We entered the Heath from Springfield Avenue and headed north east to follow a small stream. Here we found Valerian, Cow Wheat, Alder Buckthorn, crab Apple, Yellow Loosestrife, Himalayan Balsam, Hemlock Water Dropwort and Water Figwort. On an Alder by the stream there were numerous caterpillars eating the leaves. We crossed the stream into an open field where the butterflies were just starting to fly. Here we saw Musk Mallow, Lesser Stitchwort, Greater Birds-foot trefoil, Marbled White butterflies, Small Skippers and Gatekeepers. Walking back into the drier heathland we saw Dwarf Gorse, Cross-leaved Heath, Bell Heather and Ling, both Downy and Silver Birch trees. Although most areas were very dry due to the lack of rain this year there were some small marshy areas where we saw Bog Pimpernel, Lousewort, Heath Milkwort, Dwarf Willow, Bod Asphodel, Meadow Thistle and Heath Spotted Orchids.
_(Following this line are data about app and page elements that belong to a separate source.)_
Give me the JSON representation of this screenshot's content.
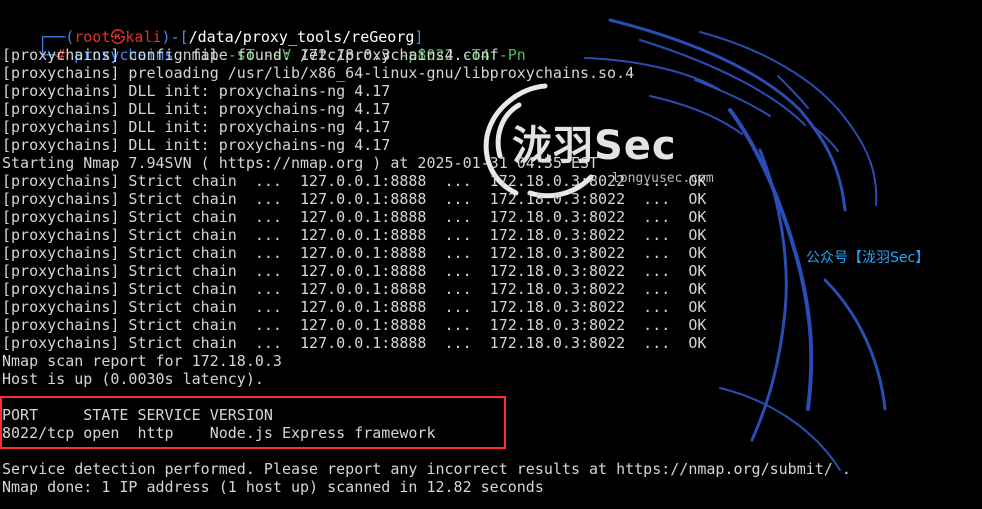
{
  "prompt": {
    "user": "root",
    "at_symbol": "㉿",
    "host": "kali",
    "path": "/data/proxy_tools/reGeorg",
    "symbol": "#",
    "command": {
      "tool": "proxychains",
      "program": "nmap",
      "flag_sT": "-sT",
      "flag_sV": "-sV",
      "target": "172.18.0.3",
      "flag_p": "-p8022",
      "flag_T": "-T4",
      "flag_Pn": "-Pn"
    }
  },
  "output": {
    "config": "[proxychains] config file found: /etc/proxychains4.conf",
    "preload": "[proxychains] preloading /usr/lib/x86_64-linux-gnu/libproxychains.so.4",
    "dll1": "[proxychains] DLL init: proxychains-ng 4.17",
    "dll2": "[proxychains] DLL init: proxychains-ng 4.17",
    "dll3": "[proxychains] DLL init: proxychains-ng 4.17",
    "dll4": "[proxychains] DLL init: proxychains-ng 4.17",
    "starting": "Starting Nmap 7.94SVN ( https://nmap.org ) at 2025-01-31 04:35 EST",
    "chain1": "[proxychains] Strict chain  ...  127.0.0.1:8888  ...  172.18.0.3:8022  ...  OK",
    "chain2": "[proxychains] Strict chain  ...  127.0.0.1:8888  ...  172.18.0.3:8022  ...  OK",
    "chain3": "[proxychains] Strict chain  ...  127.0.0.1:8888  ...  172.18.0.3:8022  ...  OK",
    "chain4": "[proxychains] Strict chain  ...  127.0.0.1:8888  ...  172.18.0.3:8022  ...  OK",
    "chain5": "[proxychains] Strict chain  ...  127.0.0.1:8888  ...  172.18.0.3:8022  ...  OK",
    "chain6": "[proxychains] Strict chain  ...  127.0.0.1:8888  ...  172.18.0.3:8022  ...  OK",
    "chain7": "[proxychains] Strict chain  ...  127.0.0.1:8888  ...  172.18.0.3:8022  ...  OK",
    "chain8": "[proxychains] Strict chain  ...  127.0.0.1:8888  ...  172.18.0.3:8022  ...  OK",
    "chain9": "[proxychains] Strict chain  ...  127.0.0.1:8888  ...  172.18.0.3:8022  ...  OK",
    "chain10": "[proxychains] Strict chain  ...  127.0.0.1:8888  ...  172.18.0.3:8022  ...  OK",
    "report": "Nmap scan report for 172.18.0.3",
    "host_up": "Host is up (0.0030s latency).",
    "port_header": "PORT     STATE SERVICE VERSION",
    "port_row": "8022/tcp open  http    Node.js Express framework",
    "service_detection": "Service detection performed. Please report any incorrect results at https://nmap.org/submit/ .",
    "done": "Nmap done: 1 IP address (1 host up) scanned in 12.82 seconds"
  },
  "watermark": {
    "brand": "泷羽Sec",
    "url": "longyusec.com",
    "wechat": "公众号【泷羽Sec】"
  },
  "colors": {
    "background": "#000000",
    "prompt_blue": "#3f8cff",
    "prompt_red": "#e0302b",
    "flag_green": "#4ebd5a",
    "text": "#d3d7cf",
    "highlight_red": "#ff2d2d",
    "wechat_blue": "#1ea7ff"
  }
}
We saw a Stonechat and Tree Pipits, Silver-studded Blues, A female Adder and a Four-dotted Footman Moth. Under a corrugated iron sheet was the skin of a dead Adder being dragged down a hole by Sexton Beetles. We walked through the woodland, then back out through the old landfill area onto heath again where we saw Green Woodpeckers feeding on dead wood, Heath Groundsel, Cudweed, Essex and Large Skippers, several Graylings, A Silver-washed Fritillary, Goats Rue and by a woodland path a Broad-leaved Helleborine.